| TASK DESCRIPTION |
What is needed is a word-for-word restatement of all the entries.

Excerpts from a dataset:
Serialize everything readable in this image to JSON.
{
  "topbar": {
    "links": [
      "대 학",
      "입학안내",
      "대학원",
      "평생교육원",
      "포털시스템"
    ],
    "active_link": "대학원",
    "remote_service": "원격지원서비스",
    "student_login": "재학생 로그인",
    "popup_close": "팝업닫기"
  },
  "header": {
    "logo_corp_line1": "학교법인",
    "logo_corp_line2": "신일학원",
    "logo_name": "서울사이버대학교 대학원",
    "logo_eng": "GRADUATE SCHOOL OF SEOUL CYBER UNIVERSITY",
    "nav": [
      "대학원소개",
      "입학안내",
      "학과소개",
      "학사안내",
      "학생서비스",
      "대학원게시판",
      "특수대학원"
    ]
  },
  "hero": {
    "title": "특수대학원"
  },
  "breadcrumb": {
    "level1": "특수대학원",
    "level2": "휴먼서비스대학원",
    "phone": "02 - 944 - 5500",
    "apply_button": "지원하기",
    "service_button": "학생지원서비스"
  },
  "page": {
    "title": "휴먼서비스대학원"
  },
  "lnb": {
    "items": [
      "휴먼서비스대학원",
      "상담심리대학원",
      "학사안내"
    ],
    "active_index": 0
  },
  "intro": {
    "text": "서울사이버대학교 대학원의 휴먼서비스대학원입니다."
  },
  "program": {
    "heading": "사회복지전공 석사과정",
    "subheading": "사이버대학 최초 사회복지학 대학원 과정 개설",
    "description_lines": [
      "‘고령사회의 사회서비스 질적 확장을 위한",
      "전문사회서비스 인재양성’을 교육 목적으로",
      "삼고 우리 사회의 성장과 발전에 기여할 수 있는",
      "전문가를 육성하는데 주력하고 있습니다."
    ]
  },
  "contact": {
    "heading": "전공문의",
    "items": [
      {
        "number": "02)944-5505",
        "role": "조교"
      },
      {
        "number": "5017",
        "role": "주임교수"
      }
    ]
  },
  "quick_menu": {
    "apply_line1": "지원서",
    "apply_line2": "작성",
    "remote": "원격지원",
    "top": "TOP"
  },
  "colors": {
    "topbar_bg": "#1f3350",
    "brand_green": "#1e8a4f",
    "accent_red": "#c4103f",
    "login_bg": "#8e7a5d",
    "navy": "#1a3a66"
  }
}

| RESPONSE AREA |
Serialize everything readable in this image to JSON.
{
  "topbar": {
    "links": [
      "대 학",
      "입학안내",
      "대학원",
      "평생교육원",
      "포털시스템"
    ],
    "active_link": "대학원",
    "remote_service": "원격지원서비스",
    "student_login": "재학생 로그인",
    "popup_close": "팝업닫기"
  },
  "header": {
    "logo_corp_line1": "학교법인",
    "logo_corp_line2": "신일학원",
    "logo_name": "서울사이버대학교 대학원",
    "logo_eng": "GRADUATE SCHOOL OF SEOUL CYBER UNIVERSITY",
    "nav": [
      "대학원소개",
      "입학안내",
      "학과소개",
      "학사안내",
      "학생서비스",
      "대학원게시판",
      "특수대학원"
    ]
  },
  "hero": {
    "title": "특수대학원"
  },
  "breadcrumb": {
    "level1": "특수대학원",
    "level2": "휴먼서비스대학원",
    "phone": "02 - 944 - 5500",
    "apply_button": "지원하기",
    "service_button": "학생지원서비스"
  },
  "page": {
    "title": "휴먼서비스대학원"
  },
  "lnb": {
    "items": [
      "휴먼서비스대학원",
      "상담심리대학원",
      "학사안내"
    ],
    "active_index": 0
  },
  "intro": {
    "text": "서울사이버대학교 대학원의 휴먼서비스대학원입니다."
  },
  "program": {
    "heading": "사회복지전공 석사과정",
    "subheading": "사이버대학 최초 사회복지학 대학원 과정 개설",
    "description_lines": [
      "‘고령사회의 사회서비스 질적 확장을 위한",
      "전문사회서비스 인재양성’을 교육 목적으로",
      "삼고 우리 사회의 성장과 발전에 기여할 수 있는",
      "전문가를 육성하는데 주력하고 있습니다."
    ]
  },
  "contact": {
    "heading": "전공문의",
    "items": [
      {
        "number": "02)944-5505",
        "role": "조교"
      },
      {
        "number": "5017",
        "role": "주임교수"
      }
    ]
  },
  "quick_menu": {
    "apply_line1": "지원서",
    "apply_line2": "작성",
    "remote": "원격지원",
    "top": "TOP"
  },
  "colors": {
    "topbar_bg": "#1f3350",
    "brand_green": "#1e8a4f",
    "accent_red": "#c4103f",
    "login_bg": "#8e7a5d",
    "navy": "#1a3a66"
  }
}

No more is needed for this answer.